AIM OF THE TASK
Which lines in the data below contain the string "feria"? Show each one.

MATERIAL PROVIDED
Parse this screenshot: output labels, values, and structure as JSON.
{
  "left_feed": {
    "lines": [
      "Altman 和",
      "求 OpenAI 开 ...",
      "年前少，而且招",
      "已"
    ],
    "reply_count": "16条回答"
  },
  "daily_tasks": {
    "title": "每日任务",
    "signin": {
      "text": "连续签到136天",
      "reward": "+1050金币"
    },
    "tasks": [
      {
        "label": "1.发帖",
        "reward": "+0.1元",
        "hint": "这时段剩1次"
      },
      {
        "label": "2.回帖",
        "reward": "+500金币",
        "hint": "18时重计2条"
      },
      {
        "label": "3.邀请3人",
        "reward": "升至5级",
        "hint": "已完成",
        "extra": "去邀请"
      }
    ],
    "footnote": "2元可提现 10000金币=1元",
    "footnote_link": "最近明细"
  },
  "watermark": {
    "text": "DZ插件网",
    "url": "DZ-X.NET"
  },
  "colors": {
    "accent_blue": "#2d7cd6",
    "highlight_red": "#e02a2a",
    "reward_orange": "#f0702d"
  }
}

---

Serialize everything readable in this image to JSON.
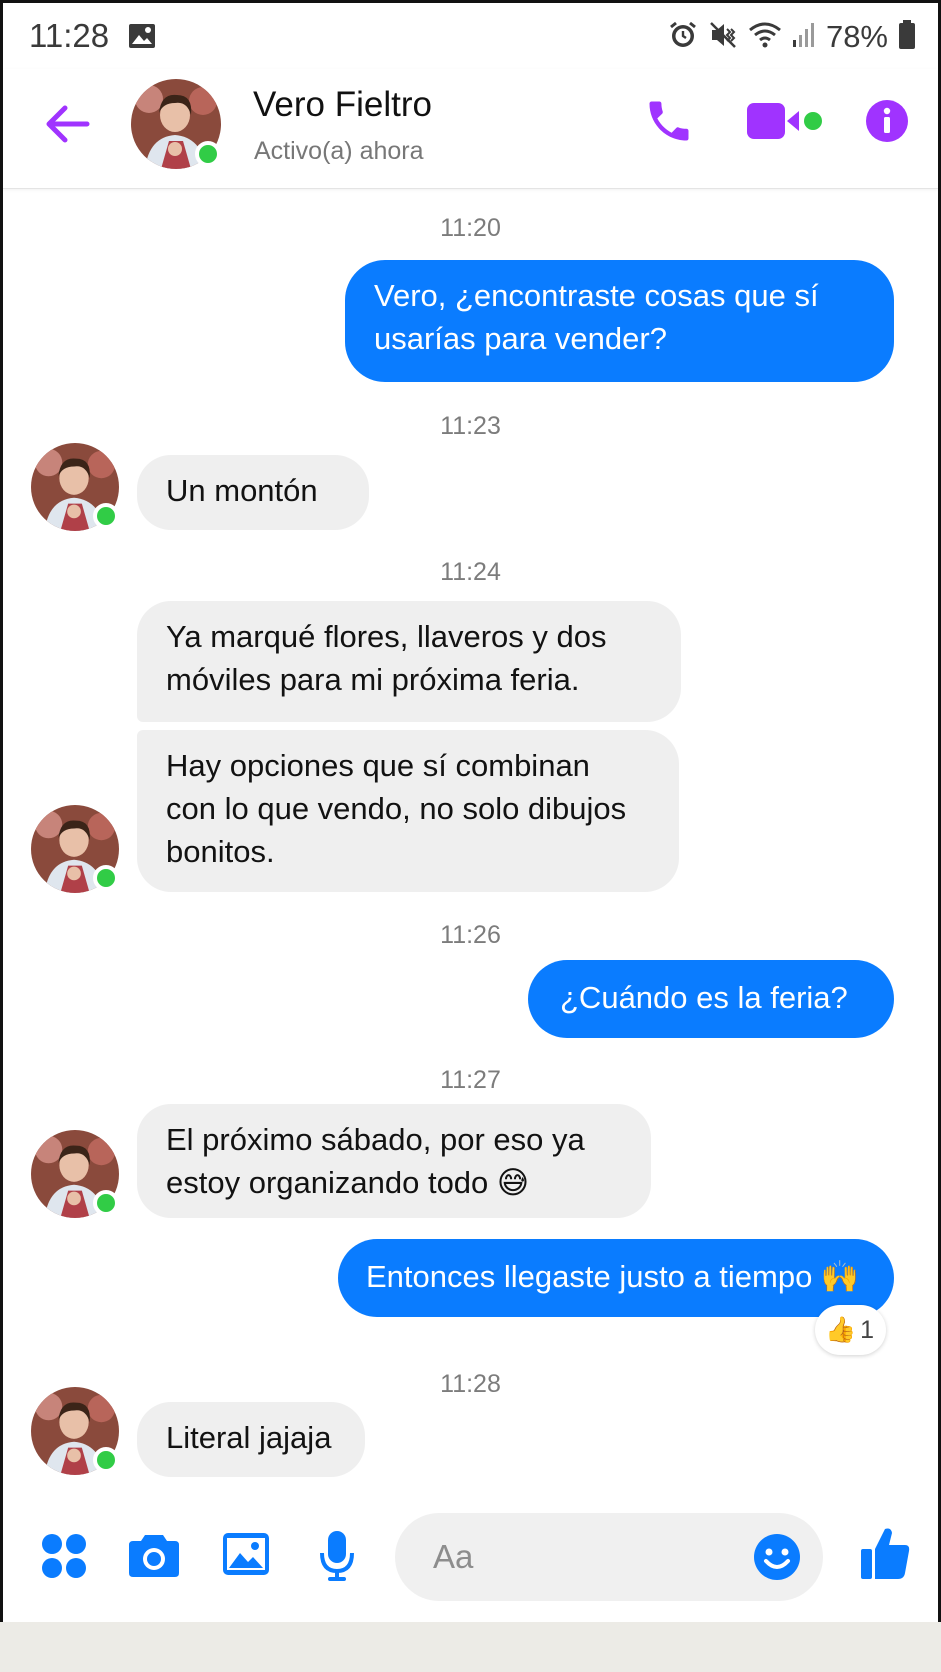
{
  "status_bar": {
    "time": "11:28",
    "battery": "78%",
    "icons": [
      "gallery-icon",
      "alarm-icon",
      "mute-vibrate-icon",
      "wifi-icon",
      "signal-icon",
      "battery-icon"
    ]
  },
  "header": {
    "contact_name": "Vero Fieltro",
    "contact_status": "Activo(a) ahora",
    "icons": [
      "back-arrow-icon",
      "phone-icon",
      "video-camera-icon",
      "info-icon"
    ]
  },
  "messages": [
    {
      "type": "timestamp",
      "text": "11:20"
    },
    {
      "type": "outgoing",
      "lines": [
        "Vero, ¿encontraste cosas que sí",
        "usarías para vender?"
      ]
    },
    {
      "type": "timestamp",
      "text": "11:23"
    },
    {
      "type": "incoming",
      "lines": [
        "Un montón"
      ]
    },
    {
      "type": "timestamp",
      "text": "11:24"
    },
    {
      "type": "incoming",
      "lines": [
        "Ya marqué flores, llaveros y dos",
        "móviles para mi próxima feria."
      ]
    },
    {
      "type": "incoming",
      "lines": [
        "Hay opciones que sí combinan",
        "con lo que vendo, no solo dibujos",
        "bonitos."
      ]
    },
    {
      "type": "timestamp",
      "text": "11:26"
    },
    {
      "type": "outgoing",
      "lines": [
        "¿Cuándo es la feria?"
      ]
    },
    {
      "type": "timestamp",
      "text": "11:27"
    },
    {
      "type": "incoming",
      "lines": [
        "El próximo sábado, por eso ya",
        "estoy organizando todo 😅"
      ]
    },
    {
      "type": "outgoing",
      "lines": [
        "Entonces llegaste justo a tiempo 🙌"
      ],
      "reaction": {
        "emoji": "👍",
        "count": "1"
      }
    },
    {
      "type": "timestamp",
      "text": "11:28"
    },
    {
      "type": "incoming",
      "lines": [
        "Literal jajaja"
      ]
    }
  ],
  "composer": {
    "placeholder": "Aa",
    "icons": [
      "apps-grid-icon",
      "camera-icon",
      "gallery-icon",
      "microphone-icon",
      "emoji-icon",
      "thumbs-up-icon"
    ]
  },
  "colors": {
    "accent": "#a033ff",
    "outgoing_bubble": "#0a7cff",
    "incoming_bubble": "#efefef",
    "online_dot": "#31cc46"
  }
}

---

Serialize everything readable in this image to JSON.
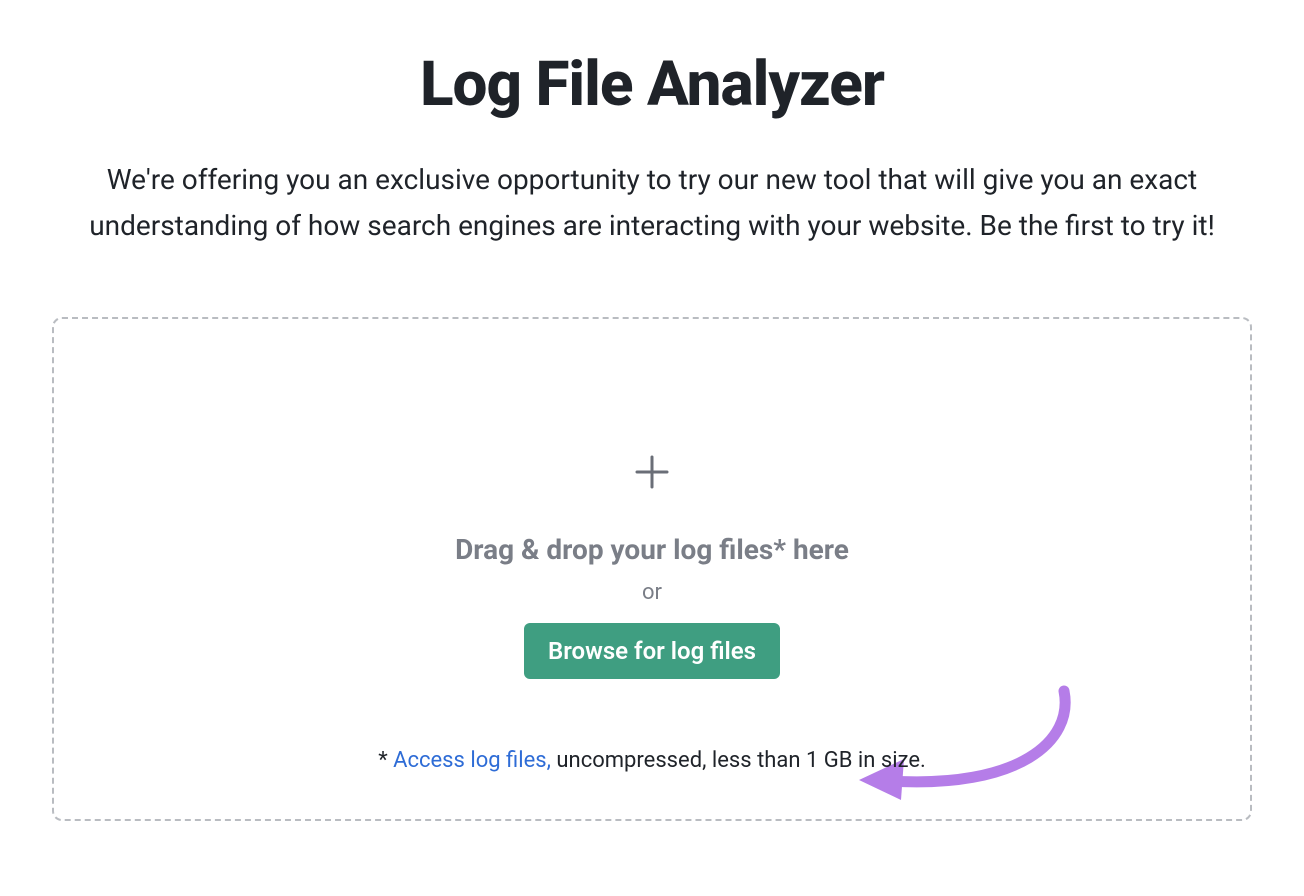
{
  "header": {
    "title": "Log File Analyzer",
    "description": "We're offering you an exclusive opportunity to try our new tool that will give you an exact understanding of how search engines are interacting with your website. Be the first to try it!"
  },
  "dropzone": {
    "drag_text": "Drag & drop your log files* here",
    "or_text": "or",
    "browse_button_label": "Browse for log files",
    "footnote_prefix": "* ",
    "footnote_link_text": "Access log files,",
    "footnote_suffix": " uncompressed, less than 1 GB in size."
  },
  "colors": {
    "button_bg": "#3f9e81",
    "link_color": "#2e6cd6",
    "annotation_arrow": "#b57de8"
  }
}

TASK OUTPUT
        "móviles para mi próxima feria."
        "¿Cuándo es la feria?"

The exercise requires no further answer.